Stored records
=== Section Start ===
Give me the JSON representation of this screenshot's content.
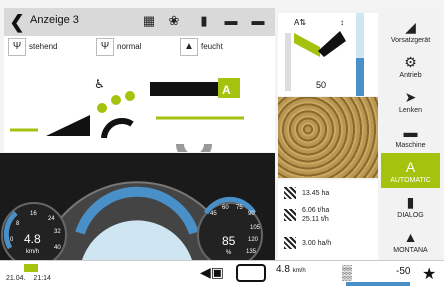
{
  "header": {
    "back_icon": "chevron-left-icon",
    "title": "Anzeige 3"
  },
  "toolbar_icons": [
    "calculator-icon",
    "grain-icon",
    "chart-icon",
    "harvester-icon",
    "harvester-icon"
  ],
  "modes": [
    {
      "label": "stehend",
      "icon": "crop-standing-icon"
    },
    {
      "label": "normal",
      "icon": "crop-normal-icon"
    },
    {
      "label": "feucht",
      "icon": "crop-wet-icon"
    }
  ],
  "header_mark": "A",
  "sensor": {
    "value": "50"
  },
  "stats": [
    {
      "line1": "13.45 ha",
      "line2": ""
    },
    {
      "line1": "6.06 t/ha",
      "line2": "25.11 t/h"
    },
    {
      "line1": "3.00 ha/h",
      "line2": ""
    }
  ],
  "side_menu": [
    {
      "label": "Vorsatzgerät",
      "icon": "header-icon"
    },
    {
      "label": "Antrieb",
      "icon": "drive-icon"
    },
    {
      "label": "Lenken",
      "icon": "steering-icon"
    },
    {
      "label": "Maschine",
      "icon": "machine-icon"
    },
    {
      "label": "AUTOMATIC",
      "icon": "automatic-icon",
      "active": true,
      "mark": "A"
    },
    {
      "label": "DIALOG",
      "icon": "dialog-icon"
    },
    {
      "label": "MONTANA",
      "icon": "montana-icon"
    }
  ],
  "gauges": {
    "speed": {
      "value": "4.8",
      "unit": "km/h",
      "ticks": [
        "8",
        "16",
        "24",
        "32",
        "40",
        "0"
      ]
    },
    "engine": {
      "value": "85",
      "unit": "%",
      "ticks": [
        "45",
        "60",
        "75",
        "90",
        "105",
        "120",
        "135"
      ]
    }
  },
  "status": {
    "date": "21.04.",
    "time": "21:14",
    "speed_value": "4.8",
    "speed_unit": "km/h",
    "offset_value": "-50"
  },
  "colors": {
    "accent": "#a5c30e",
    "gauge_blue": "#4a90c8",
    "dark": "#1a1a1a"
  }
}
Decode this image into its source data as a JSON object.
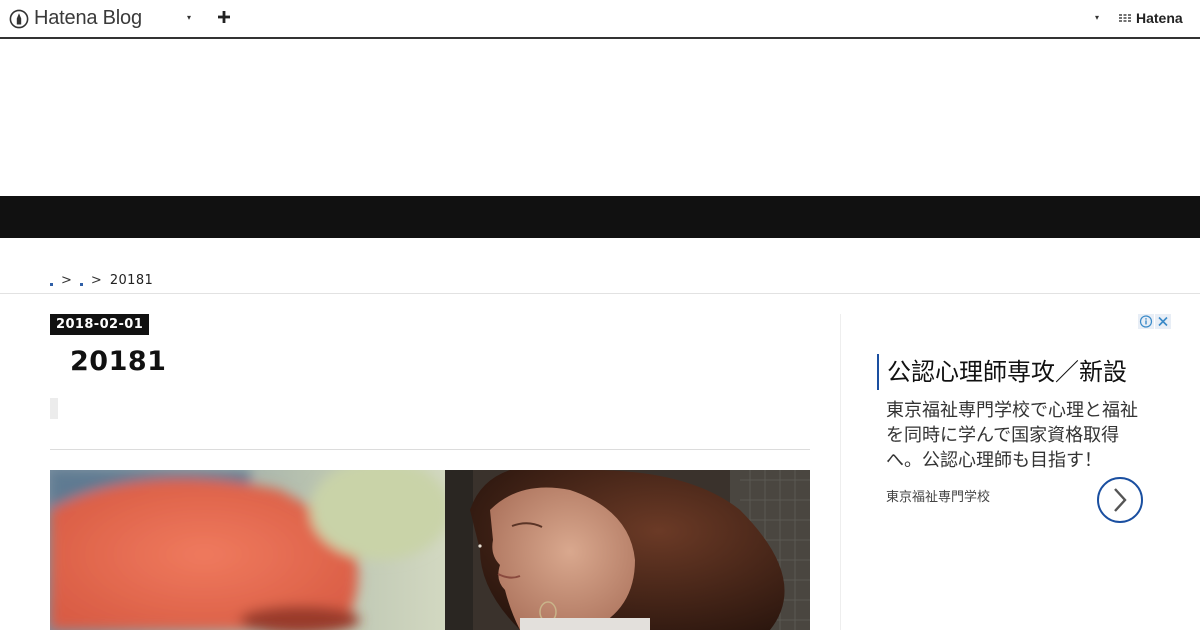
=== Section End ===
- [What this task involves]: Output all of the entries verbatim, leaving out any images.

- [Written solution]:
Give me the JSON representation of this screenshot's content.
{
  "header": {
    "back_icon": "chevron-left-icon",
    "title": "Anzeige 3"
  },
  "toolbar_icons": [
    "calculator-icon",
    "grain-icon",
    "chart-icon",
    "harvester-icon",
    "harvester-icon"
  ],
  "modes": [
    {
      "label": "stehend",
      "icon": "crop-standing-icon"
    },
    {
      "label": "normal",
      "icon": "crop-normal-icon"
    },
    {
      "label": "feucht",
      "icon": "crop-wet-icon"
    }
  ],
  "header_mark": "A",
  "sensor": {
    "value": "50"
  },
  "stats": [
    {
      "line1": "13.45 ha",
      "line2": ""
    },
    {
      "line1": "6.06 t/ha",
      "line2": "25.11 t/h"
    },
    {
      "line1": "3.00 ha/h",
      "line2": ""
    }
  ],
  "side_menu": [
    {
      "label": "Vorsatzgerät",
      "icon": "header-icon"
    },
    {
      "label": "Antrieb",
      "icon": "drive-icon"
    },
    {
      "label": "Lenken",
      "icon": "steering-icon"
    },
    {
      "label": "Maschine",
      "icon": "machine-icon"
    },
    {
      "label": "AUTOMATIC",
      "icon": "automatic-icon",
      "active": true,
      "mark": "A"
    },
    {
      "label": "DIALOG",
      "icon": "dialog-icon"
    },
    {
      "label": "MONTANA",
      "icon": "montana-icon"
    }
  ],
  "gauges": {
    "speed": {
      "value": "4.8",
      "unit": "km/h",
      "ticks": [
        "8",
        "16",
        "24",
        "32",
        "40",
        "0"
      ]
    },
    "engine": {
      "value": "85",
      "unit": "%",
      "ticks": [
        "45",
        "60",
        "75",
        "90",
        "105",
        "120",
        "135"
      ]
    }
  },
  "status": {
    "date": "21.04.",
    "time": "21:14",
    "speed_value": "4.8",
    "speed_unit": "km/h",
    "offset_value": "-50"
  },
  "colors": {
    "accent": "#a5c30e",
    "gauge_blue": "#4a90c8",
    "dark": "#1a1a1a"
  }
}
Decode this image into its source data as a JSON object.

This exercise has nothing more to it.